These days I often hear people say that our world is becoming a melting pot. And I love that! But it isn’t new. It’s common to see siblings who inherit totally different characteristics from their families, even in strictly two-parent families. Personally, I am American Indian and German. I have three siblings and between the four of us there are brown eyes, green eyes and blue eyes… Red hair, blond hair, brown hair and black hair… Fair skin and olive complexions. Physically, my own children are just as varied – and they are beautiful together.
The Color Love
In honour of my beautiful children, my aim was to build a community that promotes justice and the acceptance of individuals based solely on the content of their character. “The Color Love” is a place that embraces everyone, regardless of race, age, religion or sexual orientation; a type of safe haven where ideas and experiences can be openly shared, free from bullying or prejudice. We share inspiring information and quotes, engage in discussions, ask questions and share thoughts. It has become a place of hope, acceptance, understanding and support, a place to celebrate our differences and learn from each other — and my children too.
My aim is also to understand what motivates others to judge or be cruel to others, because I truly don’t understand it. Since racism is irrational, perhaps they don’t even understand it themselves. But I believe that recognizing and understanding our weaknesses ultimately leads to strength, so uncovering and addressing the hidden fears that drive such intolerance in our community is vital.
Since launching The Color Love, I have received so many messages from people who have gone through similar ordeals and are thankful to know they are not alone, and it is my hope that our community and its positive effect keeps on growing each day. I never want my children to feel like they are less than anyone else, and I never want your children to feel that way either. I believe that love will prevail, and that someday we can be free of being judged on anything but the content of our character.

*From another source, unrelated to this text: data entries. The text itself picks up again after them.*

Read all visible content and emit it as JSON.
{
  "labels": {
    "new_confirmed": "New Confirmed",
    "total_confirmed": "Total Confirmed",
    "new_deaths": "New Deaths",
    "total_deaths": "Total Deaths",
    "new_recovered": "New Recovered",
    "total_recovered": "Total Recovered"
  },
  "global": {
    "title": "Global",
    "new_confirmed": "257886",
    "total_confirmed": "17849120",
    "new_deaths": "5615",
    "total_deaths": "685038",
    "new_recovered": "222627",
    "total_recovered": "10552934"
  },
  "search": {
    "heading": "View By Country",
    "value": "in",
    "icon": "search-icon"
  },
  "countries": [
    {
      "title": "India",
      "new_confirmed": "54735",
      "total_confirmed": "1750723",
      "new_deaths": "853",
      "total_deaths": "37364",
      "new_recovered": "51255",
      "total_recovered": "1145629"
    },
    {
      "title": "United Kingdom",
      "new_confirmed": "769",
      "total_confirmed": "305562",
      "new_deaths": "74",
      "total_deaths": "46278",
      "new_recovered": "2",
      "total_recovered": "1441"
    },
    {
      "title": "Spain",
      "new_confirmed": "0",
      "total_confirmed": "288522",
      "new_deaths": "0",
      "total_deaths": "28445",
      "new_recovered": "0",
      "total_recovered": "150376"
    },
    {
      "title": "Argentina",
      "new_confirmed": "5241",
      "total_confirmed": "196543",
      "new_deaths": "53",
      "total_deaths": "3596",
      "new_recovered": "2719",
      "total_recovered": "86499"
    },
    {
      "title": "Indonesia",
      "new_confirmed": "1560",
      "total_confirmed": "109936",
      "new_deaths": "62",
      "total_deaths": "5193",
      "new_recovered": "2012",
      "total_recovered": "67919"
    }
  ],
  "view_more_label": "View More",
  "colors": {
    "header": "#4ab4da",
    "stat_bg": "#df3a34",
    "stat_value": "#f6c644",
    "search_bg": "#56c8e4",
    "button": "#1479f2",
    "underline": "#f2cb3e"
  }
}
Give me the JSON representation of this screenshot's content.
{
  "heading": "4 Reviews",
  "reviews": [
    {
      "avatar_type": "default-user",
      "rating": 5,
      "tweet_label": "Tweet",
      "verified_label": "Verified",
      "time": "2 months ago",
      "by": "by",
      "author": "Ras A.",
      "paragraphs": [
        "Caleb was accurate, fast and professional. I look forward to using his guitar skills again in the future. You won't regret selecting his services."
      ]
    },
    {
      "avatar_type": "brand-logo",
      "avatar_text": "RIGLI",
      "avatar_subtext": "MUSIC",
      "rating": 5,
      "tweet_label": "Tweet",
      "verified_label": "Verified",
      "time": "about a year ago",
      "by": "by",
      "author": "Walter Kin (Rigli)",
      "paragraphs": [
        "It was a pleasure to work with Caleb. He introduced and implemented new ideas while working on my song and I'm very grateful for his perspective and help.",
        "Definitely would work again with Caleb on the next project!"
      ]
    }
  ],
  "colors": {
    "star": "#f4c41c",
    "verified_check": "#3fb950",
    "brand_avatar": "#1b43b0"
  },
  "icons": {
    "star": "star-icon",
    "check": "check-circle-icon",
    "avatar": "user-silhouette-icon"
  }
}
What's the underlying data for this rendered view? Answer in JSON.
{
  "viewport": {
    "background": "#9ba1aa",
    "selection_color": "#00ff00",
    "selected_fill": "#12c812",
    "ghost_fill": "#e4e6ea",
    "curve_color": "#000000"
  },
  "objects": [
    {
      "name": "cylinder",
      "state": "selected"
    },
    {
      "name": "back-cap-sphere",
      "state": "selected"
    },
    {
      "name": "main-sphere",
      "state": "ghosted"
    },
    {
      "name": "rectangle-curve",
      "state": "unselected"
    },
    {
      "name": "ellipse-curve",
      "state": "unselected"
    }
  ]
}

The Color Love is a place for people of any color – white, black, asian, hispanic, and anything in between. It is for people who have experienced judgement due to any circumstance – age, religious background, financial standing, disability, sexual orientation, body image, or any other reason. It is for parents of special needs children who feel misunderstood or alone, and for teens who are teased or bullied. This community is about One Color: Love. And it’s a color we all look great in!
If you would like to join a community built on respect for our racial, cultural and individual diversity, please feel free to visit us at the Color Of Love.
Facebook : facebook.com/thecolorlove
“The just man is not the product of a day but of a long, brooding and a painful birth. To become a power for peace, a man must… have a wide horizon and breathe various atmospheres; he must acquire the faculty putting himself in the place of others and appreciating them.” ~ Charles Wagner
About the author:
Robin Melvin has been a firefighter for over 13 years for the second largest city in New England, and is a single mom to 4 amazing children, ages 10, 8, 2 and 8 months. She has been a lifelong resident of Massachusetts, settling in Cherry Valley with her kids 8 years ago. While her children and work are the love of her life, she feels extremely passionate about ending injustice and promoting tolerance and equality in the world she is raising her children in.
Connect with Robin and The Color Love Community:~
Facebook : facebook.com/thecolorlove